Like a comedian testing out a new act, Rubio pitched his message to areas where the post-2012 narrative suggests conservatives turned off voters, fairly or unfairly.
The focus of his speech was the middle class, which he said is being left behind by the global economy and technological innovation. But it’s worth saving, he said.
“Our hardworking middle class is one of the things that makes America different and special from the rest of the world,” he said.
“Every country in the world has rich people. Unfortunately every country in the world has poor people. But few have the kind of vibrant widespread middle class that America does. A widespread middle class that everyone, we have said, should have an equal opportunity to be part of the Middle Class or even better. It sets us apart from the world.”
Rubio also addressed the narrative that the GOP is hostile to science.
“The people who are actually closed minded in American politics are the people that love to preach about the certainty of science in regards to our climate, but ignore the absolute fact that science has proven that life begins at conception,” he said.
His speech also subtly countered the notion that the GOP is a Randian party composed of people that only care about their own individual needs.
“We do have obligations to each other,” Rubio said, striking a communitarian note.

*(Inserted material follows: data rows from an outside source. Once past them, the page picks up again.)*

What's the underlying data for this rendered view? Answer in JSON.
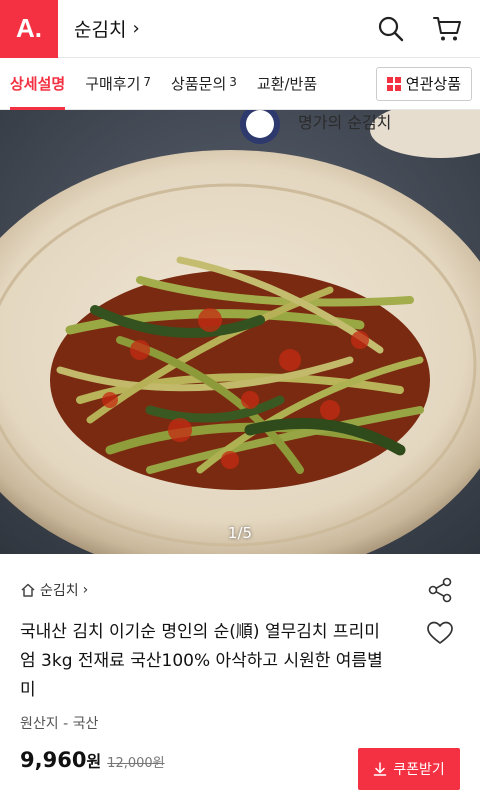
{
  "header": {
    "logo_text": "A.",
    "shop_name": "순김치",
    "chevron": "›",
    "icons": [
      "search-icon",
      "cart-icon"
    ]
  },
  "tabs": [
    {
      "label": "상세설명",
      "count": ""
    },
    {
      "label": "구매후기",
      "count": "7"
    },
    {
      "label": "상품문의",
      "count": "3"
    },
    {
      "label": "교환/반품",
      "count": ""
    }
  ],
  "related_button": {
    "label": "연관상품"
  },
  "hero": {
    "brand_overlay": "명가의 순김치",
    "counter": "1/5"
  },
  "product": {
    "breadcrumb": "순김치",
    "title": "국내산 김치 이기순 명인의 순(順) 열무김치 프리미엄 3kg 전재료 국산100% 아삭하고 시원한 여름별미",
    "origin": "원산지 - 국산",
    "price": "9,960",
    "price_unit": "원",
    "original_price": "12,000원",
    "coupon_label": "쿠폰받기"
  },
  "colors": {
    "accent": "#f43142"
  }
}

“In addition to our individual rights, our individual responsibility’s to each other. But not through government, through our community. Through our churches and through our neighborhoods, as parents and neighbors and friends. Those are the best ways in which we can serve our fellow Americans — through voluntary organizations where every single day Americans, from all walks of life, are literally changing the world one day, one life, one neighbor at a time.”
And no Rubio speech after the State of the Union would be complete without a water joke.
After he took a sip of water mid-speech, the audience began to applaud.
“Never in the history of the world has water been so popular,” he said.